Nowadays, we have access to vast amount of information that can help us get the necessary feedback to validate our plans. Startups create a wide range of opportunities and by doing so, they tend to scream for attention wherever they can, in hope of attracting great talent.
Most of them fail, become mediocre and in a sense unsuccessful, while some close millions in risky seed rounds. I think we’ve managed to grasp the fact that going out on a limb, taking a chance by risking everything on one turn of pitch-and-toss, for the slim possibility of building something significant and worthwhile, might be the best place to align your mindset with your end goal. Furthermore, such ventures are likely to accumulate knowledge that not even one of the best schools could ever teach you – you have to make your own decisions.
I am sure you’ve read books and articles on success stories from entrepreneurs, leaders and companies that seem to somehow stand out from the crowd. They wrap you up in the idea of success, but often fail to mention the importance of failure on the way.
Too often do we give little regard to those whose doors close long before they are opened – those who fail small and early. The startup community gives credit to failure, but only when it comes to well known companies, the media help in growing into successful role models, only to watch them fall apart, giving us the idea that they “fail gracefully”, in order to rise up even stronger, adding more value to their comeback.
Seldom do we pay attention those who struggle on their way towards success and fail too soon, not focusing on the importance of the paradoxical side-effect of failure – the learning experience that comes along with it. As long as you are fully committed and as long as you put all your energy and efforts in it, success and failure go hand in hand, giving you important feedback to learn about yourself.
This lack of regard is also valid for those sometimes referred to as “ job hoppers”, those who, for one reason or another, have changed jobs frequently in the past. In terms of employment, we often put too much emphasis on searching for educational background and honorary degrees. A short tenure doesn’t constitute failure, just as an equally long formal education doesn’t constitute success.
The fact is that cultural fit, challenging environments and appropriate development are just as important to the employee as they are to the employer, and they hold the right to assess their relationship with the employee regularly, just as the employer does towards them.
I for one would probably qualify as a job hopper. I have held four positions in different companies, in less than four years. Each of them forced me to adapt, learn and expand my vision upon different procedures and strategies. Every “hop” made me able to take on new matters with a range of previous experiences to draw from.

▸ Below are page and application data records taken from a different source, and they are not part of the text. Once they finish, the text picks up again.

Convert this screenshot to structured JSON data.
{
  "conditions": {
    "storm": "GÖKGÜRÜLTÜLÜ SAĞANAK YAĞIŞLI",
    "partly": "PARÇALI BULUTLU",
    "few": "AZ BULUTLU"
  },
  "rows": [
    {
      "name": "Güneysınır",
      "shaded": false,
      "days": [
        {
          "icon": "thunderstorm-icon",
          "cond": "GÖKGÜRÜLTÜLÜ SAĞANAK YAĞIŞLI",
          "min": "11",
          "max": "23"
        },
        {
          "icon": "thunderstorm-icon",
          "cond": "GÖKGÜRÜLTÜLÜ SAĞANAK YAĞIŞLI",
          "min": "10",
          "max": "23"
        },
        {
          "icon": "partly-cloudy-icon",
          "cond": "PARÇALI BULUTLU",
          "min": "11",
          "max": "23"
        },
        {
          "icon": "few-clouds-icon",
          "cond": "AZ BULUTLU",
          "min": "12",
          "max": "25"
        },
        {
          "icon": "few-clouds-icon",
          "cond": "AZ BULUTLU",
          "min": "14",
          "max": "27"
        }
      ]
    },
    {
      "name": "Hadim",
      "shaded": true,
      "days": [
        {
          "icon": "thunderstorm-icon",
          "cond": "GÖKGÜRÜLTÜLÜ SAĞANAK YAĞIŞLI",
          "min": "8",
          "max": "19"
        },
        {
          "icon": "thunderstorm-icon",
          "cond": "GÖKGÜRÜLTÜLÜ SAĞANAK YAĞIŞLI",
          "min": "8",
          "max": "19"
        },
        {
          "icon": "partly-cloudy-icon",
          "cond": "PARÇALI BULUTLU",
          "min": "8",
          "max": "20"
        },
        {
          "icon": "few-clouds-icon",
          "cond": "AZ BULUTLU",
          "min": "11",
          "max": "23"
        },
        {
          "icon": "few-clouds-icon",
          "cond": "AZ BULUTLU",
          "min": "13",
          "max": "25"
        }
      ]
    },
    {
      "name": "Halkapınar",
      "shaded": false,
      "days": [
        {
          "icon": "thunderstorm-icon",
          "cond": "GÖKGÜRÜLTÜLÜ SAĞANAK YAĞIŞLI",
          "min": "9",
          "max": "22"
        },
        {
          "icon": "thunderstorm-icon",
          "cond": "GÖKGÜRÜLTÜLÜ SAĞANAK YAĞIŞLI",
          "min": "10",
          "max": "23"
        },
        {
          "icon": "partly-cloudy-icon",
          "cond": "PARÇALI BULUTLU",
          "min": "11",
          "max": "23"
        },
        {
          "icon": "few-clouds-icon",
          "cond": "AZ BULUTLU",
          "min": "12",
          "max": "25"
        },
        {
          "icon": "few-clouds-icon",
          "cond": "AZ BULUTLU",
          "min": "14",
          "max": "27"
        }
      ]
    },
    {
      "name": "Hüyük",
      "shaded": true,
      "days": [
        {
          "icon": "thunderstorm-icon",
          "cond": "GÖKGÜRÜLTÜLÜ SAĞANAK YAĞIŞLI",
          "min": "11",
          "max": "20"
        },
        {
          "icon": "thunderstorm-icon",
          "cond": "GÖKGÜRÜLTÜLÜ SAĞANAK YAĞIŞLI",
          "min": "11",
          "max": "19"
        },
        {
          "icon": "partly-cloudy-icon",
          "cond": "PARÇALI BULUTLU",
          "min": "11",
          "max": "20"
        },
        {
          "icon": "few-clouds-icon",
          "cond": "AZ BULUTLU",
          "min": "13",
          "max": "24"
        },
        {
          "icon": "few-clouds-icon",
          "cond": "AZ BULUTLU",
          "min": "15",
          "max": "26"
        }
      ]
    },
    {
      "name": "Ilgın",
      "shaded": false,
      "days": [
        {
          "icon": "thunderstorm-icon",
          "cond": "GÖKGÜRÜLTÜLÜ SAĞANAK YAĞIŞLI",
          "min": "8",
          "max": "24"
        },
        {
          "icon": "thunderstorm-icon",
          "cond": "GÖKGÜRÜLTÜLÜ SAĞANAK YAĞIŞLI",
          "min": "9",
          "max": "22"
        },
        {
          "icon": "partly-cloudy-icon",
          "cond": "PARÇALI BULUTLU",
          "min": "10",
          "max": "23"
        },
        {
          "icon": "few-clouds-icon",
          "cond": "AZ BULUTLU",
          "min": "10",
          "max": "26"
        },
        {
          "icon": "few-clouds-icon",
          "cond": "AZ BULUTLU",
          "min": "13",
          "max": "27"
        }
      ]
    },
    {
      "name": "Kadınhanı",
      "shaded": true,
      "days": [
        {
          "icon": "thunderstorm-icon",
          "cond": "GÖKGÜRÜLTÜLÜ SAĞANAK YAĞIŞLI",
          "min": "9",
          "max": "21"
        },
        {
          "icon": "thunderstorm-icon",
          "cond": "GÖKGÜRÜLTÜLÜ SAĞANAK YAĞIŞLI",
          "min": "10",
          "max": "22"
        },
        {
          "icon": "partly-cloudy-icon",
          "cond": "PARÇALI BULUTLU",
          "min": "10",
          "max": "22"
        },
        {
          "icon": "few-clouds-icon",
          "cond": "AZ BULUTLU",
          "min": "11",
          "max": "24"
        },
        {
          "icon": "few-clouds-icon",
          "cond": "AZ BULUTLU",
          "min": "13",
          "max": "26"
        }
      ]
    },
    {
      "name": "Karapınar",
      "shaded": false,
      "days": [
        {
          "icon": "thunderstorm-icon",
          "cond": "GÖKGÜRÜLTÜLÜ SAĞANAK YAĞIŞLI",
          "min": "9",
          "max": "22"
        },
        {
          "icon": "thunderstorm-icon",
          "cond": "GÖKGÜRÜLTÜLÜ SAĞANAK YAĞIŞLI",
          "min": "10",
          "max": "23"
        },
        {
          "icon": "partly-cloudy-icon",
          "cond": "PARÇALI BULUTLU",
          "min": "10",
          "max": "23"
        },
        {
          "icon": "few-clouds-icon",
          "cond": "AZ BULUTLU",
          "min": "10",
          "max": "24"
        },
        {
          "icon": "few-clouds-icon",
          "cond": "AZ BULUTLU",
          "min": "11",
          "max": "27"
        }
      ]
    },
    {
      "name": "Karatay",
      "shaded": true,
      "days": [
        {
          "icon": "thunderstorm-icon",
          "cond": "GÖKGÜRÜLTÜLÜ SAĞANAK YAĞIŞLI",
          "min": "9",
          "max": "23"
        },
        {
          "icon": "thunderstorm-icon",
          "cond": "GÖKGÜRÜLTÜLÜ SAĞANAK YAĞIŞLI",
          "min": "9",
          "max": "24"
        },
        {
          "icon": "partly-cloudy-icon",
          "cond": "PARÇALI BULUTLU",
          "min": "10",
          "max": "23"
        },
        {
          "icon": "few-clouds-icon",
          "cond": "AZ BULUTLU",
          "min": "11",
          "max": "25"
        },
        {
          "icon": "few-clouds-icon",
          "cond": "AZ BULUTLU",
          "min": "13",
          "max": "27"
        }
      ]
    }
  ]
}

I challenge you to think about each role you’ve held and list up a few things that you picked up on or developed at each place, regardless of the length of your tenure. Then, compare what you learned during your first year within a company, to what you learned the last year within the same company. Compare the educational value of both your wins and your losses. Which had a greater impact on your professional path and personal development?

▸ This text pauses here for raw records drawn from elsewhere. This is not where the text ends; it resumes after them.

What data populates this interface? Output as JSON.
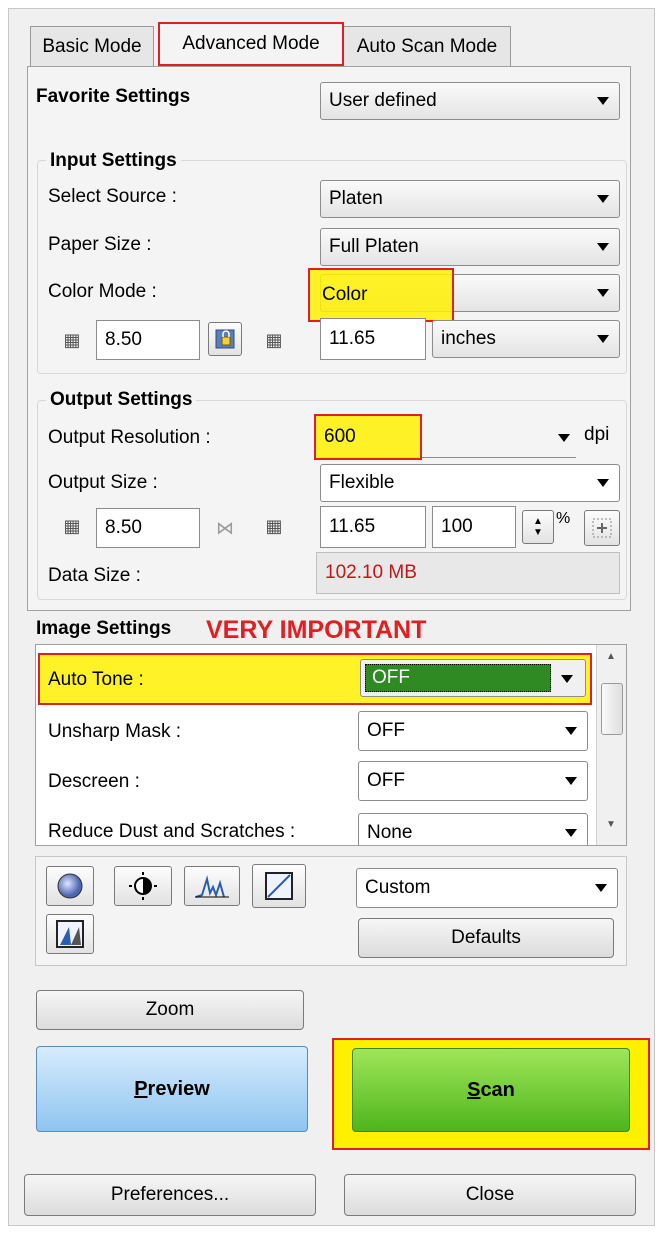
{
  "tabs": [
    "Basic Mode",
    "Advanced Mode",
    "Auto Scan Mode"
  ],
  "favorite": {
    "label": "Favorite Settings",
    "value": "User defined"
  },
  "input": {
    "title": "Input Settings",
    "source_label": "Select Source :",
    "source_value": "Platen",
    "paper_label": "Paper Size :",
    "paper_value": "Full Platen",
    "color_label": "Color Mode :",
    "color_value": "Color",
    "width": "8.50",
    "height": "11.65",
    "unit": "inches"
  },
  "output": {
    "title": "Output Settings",
    "res_label": "Output Resolution :",
    "res_value": "600",
    "res_unit": "dpi",
    "size_label": "Output Size :",
    "size_value": "Flexible",
    "width": "8.50",
    "height": "11.65",
    "scale": "100",
    "scale_unit": "%",
    "data_label": "Data Size :",
    "data_value": "102.10 MB"
  },
  "image": {
    "title": "Image Settings",
    "note": "VERY IMPORTANT",
    "rows": [
      {
        "label": "Auto Tone :",
        "value": "OFF"
      },
      {
        "label": "Unsharp Mask :",
        "value": "OFF"
      },
      {
        "label": "Descreen :",
        "value": "OFF"
      },
      {
        "label": "Reduce Dust and Scratches :",
        "value": "None"
      }
    ]
  },
  "adjust": {
    "preset": "Custom",
    "defaults": "Defaults"
  },
  "buttons": {
    "zoom": "Zoom",
    "preview_accel": "P",
    "preview_rest": "review",
    "scan_accel": "S",
    "scan_rest": "can",
    "preferences": "Preferences...",
    "close": "Close"
  },
  "colors": {
    "highlight": "#fff000",
    "highlight_border": "#e02020",
    "note": "#e02020",
    "data_size": "#c01818",
    "auto_tone_value_bg": "#2f8a23",
    "preview_bg": "#a9d3f5",
    "scan_bg": "#6fd130"
  }
}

Building on this introspection, do you think your position towards potential talent may need to be reassessed?
The author is a Recruiting Manager at TeqHire. TeqHire.com is a specialized recruiting service for the tech industry that operates in Iceland, Romania and Berlin.